Discover the Bocas del Toro Jungle with the Nasso People

The Naso, also known as the Teribe, have been the inhabitants of the mountainous jungle region of the northwestern corner of Panama since long before the Spanish colonizers ever reached the shores of Central America. Although the Naso were once a large celebrated tribe of warriors, the arrival of the Spanish in the 17th century led to a decimation of the Naso population with war, relocation, and disease. Today, the remaining Naso live in 11 small communities located along the Teribe River amid the lush forest of the La Amistad International Park.

The basis of Naso life, both historically and today, is the Teribe River. Although called the Teribe by the Spanish, the original Naso name for the river is Tjër Di. ‘Di’ means ‘water’ and Tjër is the “Grand-Mother”, the giver of life and guiding spiritual force of the Naso ancestors.

The Naso are proud to be the only remaining monarchy in the Western Hemisphere. The population of about 3,500 Naso people all pay allegiance to the king, who resides in his royal palace in the community Sieyik, the center of the Naso region, located approximately two hours upriver from Soposo Rainforest Adventures. The king governs with the help of his consejo (board of advisers), representatives drawn from the various communities. The Naso reserve the right to switch kings if they become unhappy with him. They can vote him out, but the replacement has to come from the royal family.

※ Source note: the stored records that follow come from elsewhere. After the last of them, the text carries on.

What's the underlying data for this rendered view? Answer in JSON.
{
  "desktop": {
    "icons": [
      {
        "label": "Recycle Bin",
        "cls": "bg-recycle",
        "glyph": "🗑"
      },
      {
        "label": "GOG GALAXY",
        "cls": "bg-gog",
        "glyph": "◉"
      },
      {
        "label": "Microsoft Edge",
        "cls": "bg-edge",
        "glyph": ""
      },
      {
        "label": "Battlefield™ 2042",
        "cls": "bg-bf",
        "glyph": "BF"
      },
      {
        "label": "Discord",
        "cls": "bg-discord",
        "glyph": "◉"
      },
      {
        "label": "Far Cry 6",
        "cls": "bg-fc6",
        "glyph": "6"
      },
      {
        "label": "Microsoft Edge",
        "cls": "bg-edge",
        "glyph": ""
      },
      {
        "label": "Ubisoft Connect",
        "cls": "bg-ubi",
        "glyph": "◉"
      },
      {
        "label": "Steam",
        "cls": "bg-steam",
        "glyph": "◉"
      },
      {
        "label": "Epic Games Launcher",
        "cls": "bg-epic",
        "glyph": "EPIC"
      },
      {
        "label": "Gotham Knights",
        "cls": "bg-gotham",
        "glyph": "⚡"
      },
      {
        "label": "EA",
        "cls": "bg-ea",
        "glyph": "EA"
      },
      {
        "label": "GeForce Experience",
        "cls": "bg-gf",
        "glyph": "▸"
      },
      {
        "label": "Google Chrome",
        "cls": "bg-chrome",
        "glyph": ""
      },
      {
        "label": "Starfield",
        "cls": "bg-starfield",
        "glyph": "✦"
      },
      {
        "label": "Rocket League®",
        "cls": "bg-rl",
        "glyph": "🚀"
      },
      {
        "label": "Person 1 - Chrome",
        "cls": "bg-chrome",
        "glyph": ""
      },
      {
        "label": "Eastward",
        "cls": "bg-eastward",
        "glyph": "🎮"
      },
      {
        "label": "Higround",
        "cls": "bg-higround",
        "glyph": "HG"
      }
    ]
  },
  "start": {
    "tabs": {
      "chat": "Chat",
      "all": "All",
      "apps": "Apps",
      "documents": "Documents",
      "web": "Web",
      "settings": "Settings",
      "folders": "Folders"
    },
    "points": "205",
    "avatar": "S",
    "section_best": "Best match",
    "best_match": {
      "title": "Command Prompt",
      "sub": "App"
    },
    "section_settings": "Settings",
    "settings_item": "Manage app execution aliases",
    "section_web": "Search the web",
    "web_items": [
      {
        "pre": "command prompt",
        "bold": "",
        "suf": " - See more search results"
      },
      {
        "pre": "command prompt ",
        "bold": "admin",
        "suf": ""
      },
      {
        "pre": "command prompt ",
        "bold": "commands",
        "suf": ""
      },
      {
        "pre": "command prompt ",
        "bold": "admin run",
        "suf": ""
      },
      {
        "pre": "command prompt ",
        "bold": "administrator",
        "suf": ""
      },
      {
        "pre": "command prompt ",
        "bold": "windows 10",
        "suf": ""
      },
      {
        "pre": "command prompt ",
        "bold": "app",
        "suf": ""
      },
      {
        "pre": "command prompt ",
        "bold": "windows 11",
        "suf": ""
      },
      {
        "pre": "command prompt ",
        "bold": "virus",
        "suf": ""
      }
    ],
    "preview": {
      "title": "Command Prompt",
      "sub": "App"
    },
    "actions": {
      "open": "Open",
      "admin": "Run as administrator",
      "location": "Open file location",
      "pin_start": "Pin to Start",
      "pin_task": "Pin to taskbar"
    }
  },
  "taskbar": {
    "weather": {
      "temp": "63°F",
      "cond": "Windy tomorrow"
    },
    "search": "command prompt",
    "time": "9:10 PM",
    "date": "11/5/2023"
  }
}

The Naso have maintained their close connection with the earth for centuries. Although they have always been dependent on the bounty of the rain forest, the Naso culture has strict regulations that prohibit the exploitation and over use of these resources. Because of that cultivated sense of conservation among the Naso, their rain forest home still exists much as it did hundreds of years ago. Today, however, the Naso find their very survival, and that of their children threatened. Many Naso are forced to leave behind their homes, family and culture to seek out jobs in urban areas. Those that remain in their ancestral homelands are feeling increasing pressure from outsiders intent on overfishing, over hunting and over harvesting their trees. Even more frightening are the multiple hydroelectric projects approved by the Panamanian government that threaten to displace Naso communities and destroy their remaining natural resources and cultural identity.

Although several of Panama’s other indigenous tribes have received large tracts of land from the Panamanian government that are designated as reservations for those tribes, the Naso still do not have comarca (reservation) status for their land. The Naso continue to fight for the creation of a130,000-hectare comarca of their own, but it is seeming more and more unlikely with the governmental interest in profiting from the resources that the Naso have depended on and protected for centuries.

We offer day trips, overnight trips and great adventures in the Jungle of the Bocas del Toro. For more information and tours, contact us at info@ecocircuitos.com or call at + 507 3140068 http://www.ecocircuitos.com